DATA RECORDS —
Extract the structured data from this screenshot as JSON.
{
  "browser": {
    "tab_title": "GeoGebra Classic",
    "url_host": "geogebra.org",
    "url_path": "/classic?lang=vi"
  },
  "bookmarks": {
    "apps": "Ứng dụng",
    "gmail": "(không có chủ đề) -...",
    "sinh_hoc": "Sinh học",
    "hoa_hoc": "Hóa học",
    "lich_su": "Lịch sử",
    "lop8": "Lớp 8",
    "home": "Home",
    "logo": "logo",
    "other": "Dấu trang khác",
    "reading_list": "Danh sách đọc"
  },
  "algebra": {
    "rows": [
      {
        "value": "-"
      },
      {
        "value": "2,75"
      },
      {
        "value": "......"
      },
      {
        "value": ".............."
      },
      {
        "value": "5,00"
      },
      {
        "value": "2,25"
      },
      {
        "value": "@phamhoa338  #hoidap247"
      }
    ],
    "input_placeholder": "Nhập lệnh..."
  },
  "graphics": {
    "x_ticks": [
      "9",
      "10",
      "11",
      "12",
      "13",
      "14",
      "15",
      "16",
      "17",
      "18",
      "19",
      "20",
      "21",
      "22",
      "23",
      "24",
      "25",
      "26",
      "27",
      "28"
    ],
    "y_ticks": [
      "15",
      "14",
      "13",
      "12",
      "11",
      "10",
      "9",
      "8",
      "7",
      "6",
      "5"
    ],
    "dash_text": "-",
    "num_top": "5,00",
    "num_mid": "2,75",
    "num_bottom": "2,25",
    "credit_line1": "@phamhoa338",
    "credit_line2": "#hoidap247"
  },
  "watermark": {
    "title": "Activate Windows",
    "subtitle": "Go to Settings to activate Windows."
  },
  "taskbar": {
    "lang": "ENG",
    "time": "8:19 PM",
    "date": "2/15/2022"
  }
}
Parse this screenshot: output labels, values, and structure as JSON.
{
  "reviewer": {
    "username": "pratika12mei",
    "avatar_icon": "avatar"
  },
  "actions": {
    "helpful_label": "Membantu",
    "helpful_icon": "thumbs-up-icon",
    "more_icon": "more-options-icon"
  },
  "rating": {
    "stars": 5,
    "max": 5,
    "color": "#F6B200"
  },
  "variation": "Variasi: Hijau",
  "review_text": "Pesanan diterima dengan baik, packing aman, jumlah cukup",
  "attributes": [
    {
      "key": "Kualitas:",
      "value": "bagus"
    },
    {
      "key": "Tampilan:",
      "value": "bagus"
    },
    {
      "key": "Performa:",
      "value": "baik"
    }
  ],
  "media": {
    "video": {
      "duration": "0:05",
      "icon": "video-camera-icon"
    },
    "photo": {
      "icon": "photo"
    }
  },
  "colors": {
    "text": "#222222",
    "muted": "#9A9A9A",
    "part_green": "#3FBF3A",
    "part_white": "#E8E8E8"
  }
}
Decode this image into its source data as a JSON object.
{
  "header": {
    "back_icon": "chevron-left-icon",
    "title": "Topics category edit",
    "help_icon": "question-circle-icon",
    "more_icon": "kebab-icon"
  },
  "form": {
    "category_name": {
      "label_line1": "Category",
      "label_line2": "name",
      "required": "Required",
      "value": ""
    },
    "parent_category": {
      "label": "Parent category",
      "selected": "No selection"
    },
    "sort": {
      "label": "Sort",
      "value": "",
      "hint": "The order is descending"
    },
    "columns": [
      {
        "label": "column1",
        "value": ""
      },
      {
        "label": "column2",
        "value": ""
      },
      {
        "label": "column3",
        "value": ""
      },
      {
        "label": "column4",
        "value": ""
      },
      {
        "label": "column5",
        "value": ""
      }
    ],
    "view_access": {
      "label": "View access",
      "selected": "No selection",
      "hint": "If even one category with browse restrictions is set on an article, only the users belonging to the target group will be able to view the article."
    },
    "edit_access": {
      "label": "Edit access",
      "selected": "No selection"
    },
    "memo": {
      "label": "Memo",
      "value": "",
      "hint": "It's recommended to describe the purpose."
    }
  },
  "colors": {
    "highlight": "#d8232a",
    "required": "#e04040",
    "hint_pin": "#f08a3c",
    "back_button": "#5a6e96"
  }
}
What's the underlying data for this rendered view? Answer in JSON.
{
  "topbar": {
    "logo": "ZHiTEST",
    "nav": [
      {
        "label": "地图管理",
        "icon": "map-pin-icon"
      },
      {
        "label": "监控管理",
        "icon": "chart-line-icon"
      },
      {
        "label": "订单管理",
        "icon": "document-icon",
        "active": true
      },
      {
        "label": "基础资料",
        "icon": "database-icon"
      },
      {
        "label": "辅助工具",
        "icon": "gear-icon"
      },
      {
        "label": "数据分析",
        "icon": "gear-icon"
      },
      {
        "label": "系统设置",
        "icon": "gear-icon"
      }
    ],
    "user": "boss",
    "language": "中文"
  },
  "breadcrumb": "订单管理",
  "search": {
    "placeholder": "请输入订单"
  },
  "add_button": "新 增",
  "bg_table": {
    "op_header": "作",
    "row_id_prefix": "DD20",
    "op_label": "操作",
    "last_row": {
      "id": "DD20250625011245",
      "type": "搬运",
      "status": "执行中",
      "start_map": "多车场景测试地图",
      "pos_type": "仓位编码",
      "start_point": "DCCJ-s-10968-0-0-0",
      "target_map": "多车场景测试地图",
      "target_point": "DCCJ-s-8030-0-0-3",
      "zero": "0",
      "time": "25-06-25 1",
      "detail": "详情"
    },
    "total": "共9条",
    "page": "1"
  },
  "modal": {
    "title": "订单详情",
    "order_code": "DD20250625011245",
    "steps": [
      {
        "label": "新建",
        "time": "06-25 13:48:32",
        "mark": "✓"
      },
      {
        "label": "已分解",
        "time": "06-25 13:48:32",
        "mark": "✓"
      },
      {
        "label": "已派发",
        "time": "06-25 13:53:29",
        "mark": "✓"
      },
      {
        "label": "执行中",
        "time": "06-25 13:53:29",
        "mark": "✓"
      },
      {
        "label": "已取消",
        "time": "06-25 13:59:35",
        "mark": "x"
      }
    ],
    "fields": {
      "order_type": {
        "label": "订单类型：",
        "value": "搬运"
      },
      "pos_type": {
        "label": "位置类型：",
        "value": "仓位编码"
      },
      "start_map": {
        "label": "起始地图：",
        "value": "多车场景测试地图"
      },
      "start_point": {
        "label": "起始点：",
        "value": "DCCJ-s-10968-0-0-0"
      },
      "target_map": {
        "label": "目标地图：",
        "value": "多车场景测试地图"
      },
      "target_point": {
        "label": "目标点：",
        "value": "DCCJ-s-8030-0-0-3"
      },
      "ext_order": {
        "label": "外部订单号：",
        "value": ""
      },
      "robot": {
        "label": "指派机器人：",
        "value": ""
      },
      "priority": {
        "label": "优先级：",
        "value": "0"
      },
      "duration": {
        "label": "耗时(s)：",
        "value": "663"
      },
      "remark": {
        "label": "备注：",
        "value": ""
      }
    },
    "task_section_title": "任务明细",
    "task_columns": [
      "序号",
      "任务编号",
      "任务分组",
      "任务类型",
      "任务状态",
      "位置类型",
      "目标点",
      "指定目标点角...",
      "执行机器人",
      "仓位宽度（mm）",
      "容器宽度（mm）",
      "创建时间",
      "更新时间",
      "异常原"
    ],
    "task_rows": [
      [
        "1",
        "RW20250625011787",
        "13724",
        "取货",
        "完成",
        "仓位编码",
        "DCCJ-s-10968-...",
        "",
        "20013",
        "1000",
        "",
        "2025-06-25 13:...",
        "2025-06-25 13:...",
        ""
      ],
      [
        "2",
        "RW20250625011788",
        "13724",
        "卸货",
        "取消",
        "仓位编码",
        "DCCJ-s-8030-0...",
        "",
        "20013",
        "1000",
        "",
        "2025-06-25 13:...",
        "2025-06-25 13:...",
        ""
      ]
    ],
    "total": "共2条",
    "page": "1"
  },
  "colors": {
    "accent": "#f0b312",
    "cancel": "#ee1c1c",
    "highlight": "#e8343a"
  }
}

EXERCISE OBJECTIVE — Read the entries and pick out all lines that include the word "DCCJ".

OUTPUT FOR THIS EXERCISE —
      "start_point": "DCCJ-s-10968-0-0-0",
      "target_point": "DCCJ-s-8030-0-0-3",
        "value": "DCCJ-s-10968-0-0-0"
        "value": "DCCJ-s-8030-0-0-3"
        "DCCJ-s-10968-...",
        "DCCJ-s-8030-0...",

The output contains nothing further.